Making Democracy Popular: Corruption, Populism & Brazil

Brazilians take to the streets to protest rampant government corruption on March 13, 2016.  Photo by Agencia Brazil (CC BY 3.0 BR)

What do Mexico’s Andrés Manuel López Obrador, Hungary’s Viktor Orbán, the Philippines’ Rodrigo Duterte and Venezuela’s Hugo Chávez have in common? They’ve all been branded as populists, both celebratorily and scathingly. As Brazil heads to elections on October 7, all eyes are on ultra-conservative candidate Jair Bolsonaro – who brazenly rejects political correctness, defends Brazil’s authoritarian past and promises to upend the establishment – as the latest in a line of political strongmen turning citizen malaise into electoral success.

Charismatic populist leaders present society as divided into two separate and homogeneous entities: the corrupt elite, and the pure people who the corrupt have oppressed. Proclaiming their direct link to the people (often enabled by social networks), they tend to eschew representative institutions and checks and balances. While left-wing populists take a class-based approach pitting working and middle-class people against a greedy economic elite, right-wing populists typically define the people as an exclusive group along ethnic, racial or national lines.

Latin America has certainly seen its share of left-wing populist movements: think Argentina’s Peron and later Venezuela’s Chavez, Obrador’s recent success in Mexico, and Brazil’s own Luiz Inácio Lula da Silva, once revered for his social programs like Bolsa Família (Family Allowance) and called “the most popular politician on earth” by President Obama.

However, Jair Bolsonaro’s election would be Latin America’s first right-wing populist manifestation of the tidal forces of economic recession, cultural backlash and rejection of status quo politics that have destabilized traditional parties, reshuffled alliances and driven voters to ideological extremes in other parts of the world. His rise can be seen within a broader context of economic, political and cultural insecurity that motivate voters to seek protection and simple solutions to daunting societal problems.

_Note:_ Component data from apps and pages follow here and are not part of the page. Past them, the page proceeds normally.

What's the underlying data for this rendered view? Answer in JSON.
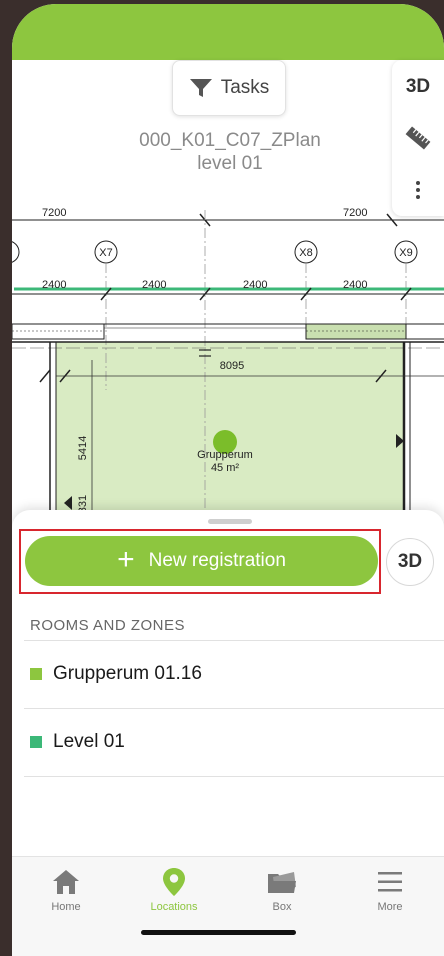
{
  "plan": {
    "tasks_label": "Tasks",
    "title": "000_K01_C07_ZPlan",
    "subtitle": "level 01",
    "toolbar_3d": "3D",
    "dims": {
      "top_left": "7200",
      "top_right": "7200",
      "grid_x7": "X7",
      "grid_x8": "X8",
      "grid_x9": "X9",
      "dim_2400_a": "2400",
      "dim_2400_b": "2400",
      "dim_2400_c": "2400",
      "dim_2400_d": "2400",
      "room_width": "8095",
      "room_height": "5414",
      "partial_dim": "331"
    },
    "room": {
      "name": "Grupperum",
      "area": "45 m²"
    }
  },
  "sheet": {
    "new_registration": "New registration",
    "btn_3d": "3D",
    "section_title": "ROOMS AND ZONES",
    "items": [
      {
        "label": "Grupperum 01.16",
        "color": "#8dc63f"
      },
      {
        "label": "Level 01",
        "color": "#3cb878"
      }
    ]
  },
  "tabs": [
    {
      "label": "Home",
      "icon": "home-icon",
      "active": false
    },
    {
      "label": "Locations",
      "icon": "map-pin-icon",
      "active": true
    },
    {
      "label": "Box",
      "icon": "folder-icon",
      "active": false
    },
    {
      "label": "More",
      "icon": "menu-icon",
      "active": false
    }
  ],
  "colors": {
    "accent": "#8dc63f",
    "highlight": "#d8262e"
  }
}
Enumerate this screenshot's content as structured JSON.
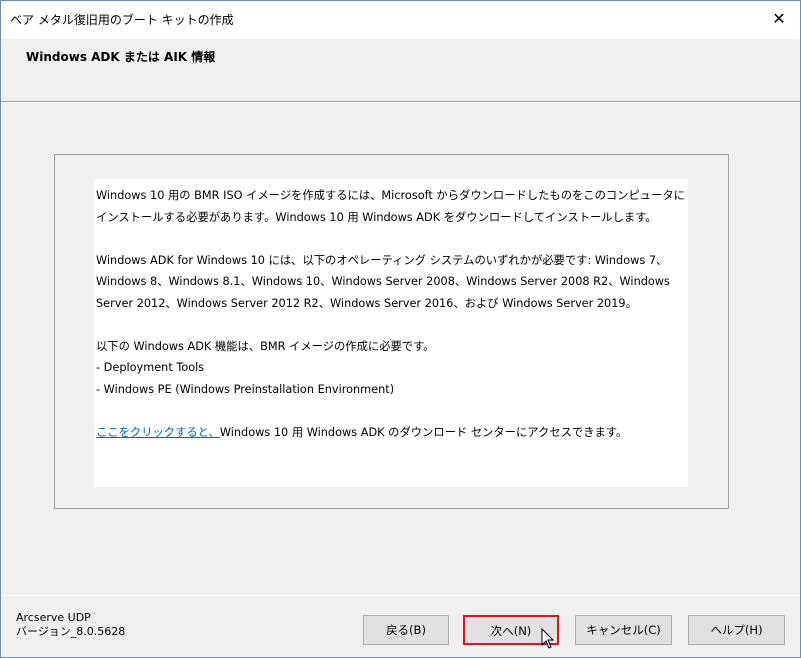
{
  "window": {
    "title": "ベア メタル復旧用のブート キットの作成",
    "close": "✕"
  },
  "header": {
    "title": "Windows ADK または AIK 情報"
  },
  "content": {
    "p1": "Windows 10 用の BMR ISO イメージを作成するには、Microsoft からダウンロードしたものをこのコンピュータにインストールする必要があります。Windows 10 用 Windows ADK をダウンロードしてインストールします。",
    "p2": "Windows ADK for Windows 10 には、以下のオペレーティング システムのいずれかが必要です: Windows 7、Windows 8、Windows 8.1、Windows 10、Windows Server 2008、Windows Server 2008 R2、Windows Server 2012、Windows Server 2012 R2、Windows Server 2016、および Windows Server 2019。",
    "p3": "以下の Windows ADK 機能は、BMR イメージの作成に必要です。",
    "items": [
      "- Deployment Tools",
      "- Windows PE (Windows Preinstallation Environment)"
    ],
    "link": "ここをクリックすると、",
    "link_rest": "Windows 10 用 Windows ADK のダウンロード センターにアクセスできます。"
  },
  "footer": {
    "product": "Arcserve UDP",
    "version": "バージョン_8.0.5628"
  },
  "buttons": {
    "back": "戻る(B)",
    "next": "次へ(N)",
    "cancel": "キャンセル(C)",
    "help": "ヘルプ(H)"
  }
}
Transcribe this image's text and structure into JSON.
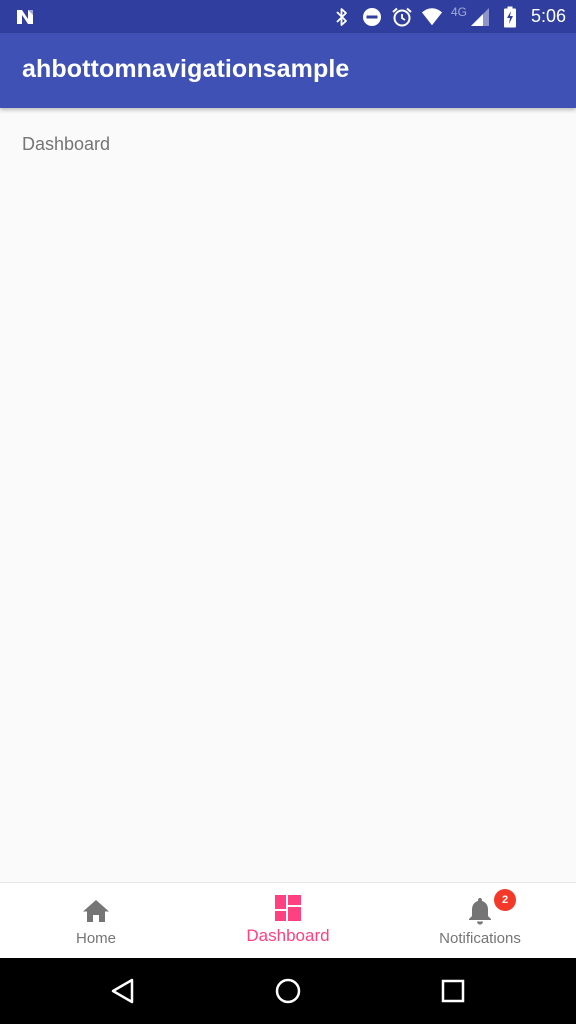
{
  "status_bar": {
    "time": "5:06",
    "network_type": "4G",
    "icons": [
      "n-notification-icon",
      "bluetooth-icon",
      "do-not-disturb-icon",
      "alarm-icon",
      "wifi-icon",
      "cell-signal-icon",
      "battery-charging-icon"
    ]
  },
  "app_bar": {
    "title": "ahbottomnavigationsample"
  },
  "content": {
    "label": "Dashboard"
  },
  "bottom_nav": {
    "items": [
      {
        "label": "Home",
        "icon": "home-icon",
        "active": false
      },
      {
        "label": "Dashboard",
        "icon": "dashboard-icon",
        "active": true
      },
      {
        "label": "Notifications",
        "icon": "bell-icon",
        "active": false,
        "badge": "2"
      }
    ],
    "active_color": "#FF4081",
    "inactive_color": "#757575",
    "badge_color": "#F4392A"
  },
  "colors": {
    "status_bar": "#303F9F",
    "app_bar": "#3F51B5",
    "background": "#FAFAFA"
  },
  "system_nav": {
    "buttons": [
      "back-icon",
      "home-circle-icon",
      "recents-icon"
    ]
  }
}
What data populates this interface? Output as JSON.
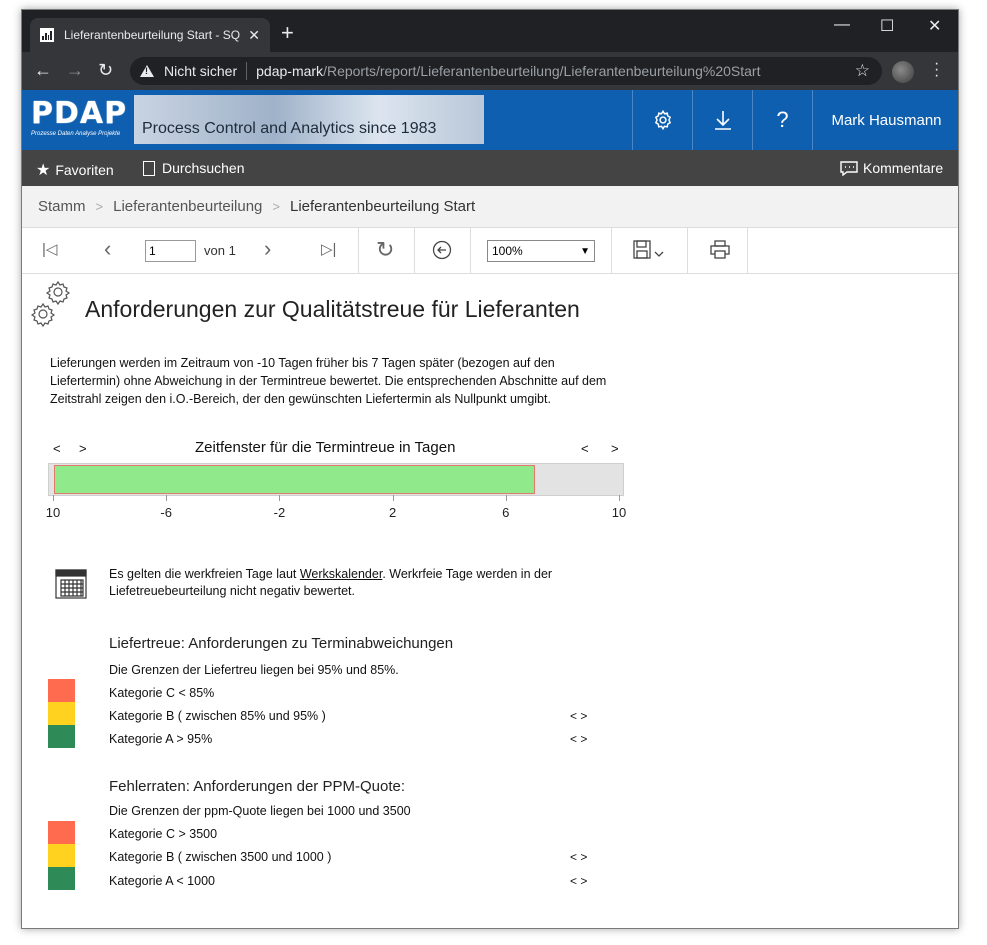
{
  "browser": {
    "tab_title": "Lieferantenbeurteilung Start - SQ",
    "tab_close": "✕",
    "new_tab": "+",
    "security": "Nicht sicher",
    "url_host": "pdap-mark",
    "url_path": "/Reports/report/Lieferantenbeurteilung/Lieferantenbeurteilung%20Start",
    "window_controls": [
      "—",
      "☐",
      "✕"
    ]
  },
  "header": {
    "logo_main": "PDAP",
    "logo_sub": "Prozesse Daten Analyse Projekte",
    "banner_text": "Process Control and Analytics since 1983",
    "icons": [
      "gear-icon",
      "download-icon",
      "help-icon"
    ],
    "help_glyph": "?",
    "user": "Mark Hausmann",
    "accent": "#0f5fb0"
  },
  "toolbar": {
    "favorites": "Favoriten",
    "browse": "Durchsuchen",
    "comments": "Kommentare"
  },
  "breadcrumb": [
    "Stamm",
    "Lieferantenbeurteilung",
    "Lieferantenbeurteilung Start"
  ],
  "report_toolbar": {
    "page_value": "1",
    "page_of": "von 1",
    "zoom": "100%"
  },
  "report": {
    "title": "Anforderungen zur Qualitätstreue für Lieferanten",
    "intro": "Lieferungen werden im Zeitraum von -10 Tagen früher bis 7 Tagen später (bezogen auf den Liefertermin) ohne Abweichung in der Termintreue bewertet. Die entsprechenden Abschnitte auf dem Zeitstrahl zeigen den i.O.-Bereich, der den gewünschten Liefertermin als Nullpunkt umgibt.",
    "timeline": {
      "nav_left": [
        "<",
        ">"
      ],
      "nav_right": [
        "<",
        ">"
      ],
      "title": "Zeitfenster für die Termintreue in Tagen",
      "range_min": -10,
      "range_max": 10,
      "ok_from": -10,
      "ok_to": 7,
      "tick_labels": [
        "10",
        "-6",
        "-2",
        "2",
        "6",
        "10"
      ],
      "tick_values": [
        -10,
        -6,
        -2,
        2,
        6,
        10
      ],
      "colors": {
        "ok": "#90ea8c",
        "track": "#e3e3e3"
      }
    },
    "calendar_text_1": "Es gelten die werkfreien Tage laut ",
    "calendar_link": "Werkskalender",
    "calendar_text_2": ". Werkrfeie Tage werden in der Liefetreuebeurteilung nicht negativ bewertet.",
    "delivery": {
      "heading": "Liefertreue: Anforderungen zu Terminabweichungen",
      "sub": "Die Grenzen der Liefertreu liegen bei 95% und 85%.",
      "categories": [
        {
          "label": "Kategorie C  < 85%",
          "color": "#ff6b4f",
          "nav": ""
        },
        {
          "label": "Kategorie B  ( zwischen 85% und 95% )",
          "color": "#ffd21f",
          "nav": "<    >"
        },
        {
          "label": "Kategorie A  > 95%",
          "color": "#2e8b57",
          "nav": "<    >"
        }
      ]
    },
    "ppm": {
      "heading": "Fehlerraten: Anforderungen der PPM-Quote:",
      "sub": "Die Grenzen der ppm-Quote liegen bei 1000 und 3500",
      "categories": [
        {
          "label": "Kategorie C  > 3500",
          "color": "#ff6b4f",
          "nav": ""
        },
        {
          "label": "Kategorie B  ( zwischen 3500  und 1000 )",
          "color": "#ffd21f",
          "nav": "<    >"
        },
        {
          "label": "Kategorie A  < 1000",
          "color": "#2e8b57",
          "nav": "<    >"
        }
      ]
    }
  }
}
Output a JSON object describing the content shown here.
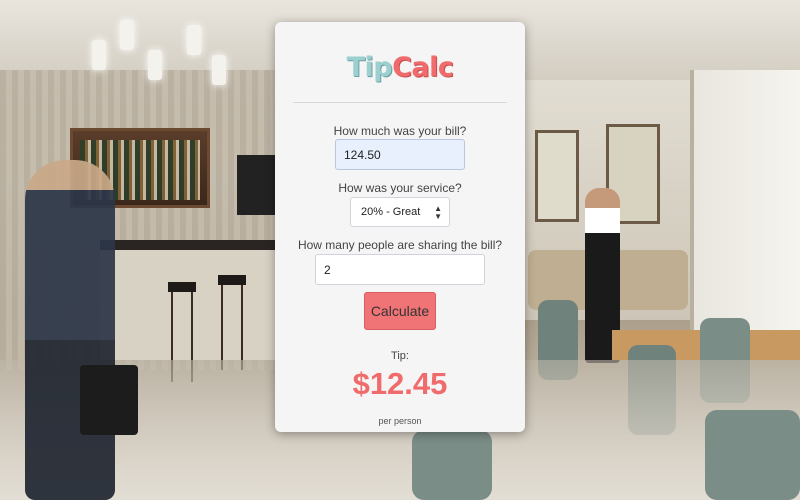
{
  "app": {
    "logo_part1": "Tip",
    "logo_part2": "Calc"
  },
  "form": {
    "bill_label": "How much was your bill?",
    "bill_value": "124.50",
    "service_label": "How was your service?",
    "service_selected": "20% - Great",
    "people_label": "How many people are sharing the bill?",
    "people_value": "2",
    "calculate_label": "Calculate"
  },
  "result": {
    "tip_label": "Tip:",
    "tip_amount": "$12.45",
    "per_person_label": "per person"
  },
  "colors": {
    "brand_teal": "#9ccfcf",
    "brand_red": "#f06b6b",
    "button": "#f07375"
  }
}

As I argued in my master’s thesis, a belief in a dysfunctional or unfair economic and political system – along with a rejection of globalization and seemingly uncontrolled migration – are the strongest indicators of the right-wing populist vote in the United States and Europe. Unlike in those regions, globalization and migration have not emerged as central issues in Brazil (though immigration could be politicized in the future as thousands flee Venezuela). Instead, the former two grievances have been most significant, with public fury over economic stagnation and rampant corruption propelling Bolsonaro’s popularity.

Brazil is suffering its worst recession in history with a twelve percent unemployment rate, and is still reeling from the ‘Lava Jato’ (Car Wash) scandal that uncovered a complex web of corruption and jailed Lula da Silva, the front-runner in 2018 election polls until the Supreme Electoral Court officially disqualified him from running on September 1.

Security is the third critical issue. Brazil has a homicide rate about seven times greater than in the US, and crime rates in Río de Janeiro have only gone up since current President Michel Temer’s February decision to give the military control of ensuring public security. Bolsonaro’s defense of the military and promotion of gun ownership and law enforcement appeal to voters who want to crack down on crime. Finally, the Internet has played a central role in amplifying Bolsonaro’s message, with fact checkers pointing to social media bots and fake news spread on encrypted apps like Whatsapp as rampant and particularly influential in Brazil’s polarized political landscape.

The dramatic election saga will not end on October 7. If no candidate wins a majority  and with Bolsonaro's polling at 31 percent this is unlikely to occur – the country will move to second-round elections. This scenario is likely to pit Bolsonaro against former São Paulo mayor Fernando Haddad, portrayed by the Workers’ Party as a direct manifestation of Lula da Silva. Voters would then face a choice between two nostalgic visions for Brazil, with Bolsonaro’s vision praising the country’s 20-year military dictatorship with an emphasis on authority and security and Haddad harking back to the glory days of the social-justice-minded Workers’ Party.

A Bolsonaro presidency would be a sobering development for Brazil, raising questions across the region about how to hold corrupt politicians to account without provoking furious voters to, as put by the Economist, “fall for the vain promises of a dangerous politician in the hope that he can solve all their problems.” All those interested in promoting stable, transparent institutions while fostering popular legitimacy will be watching.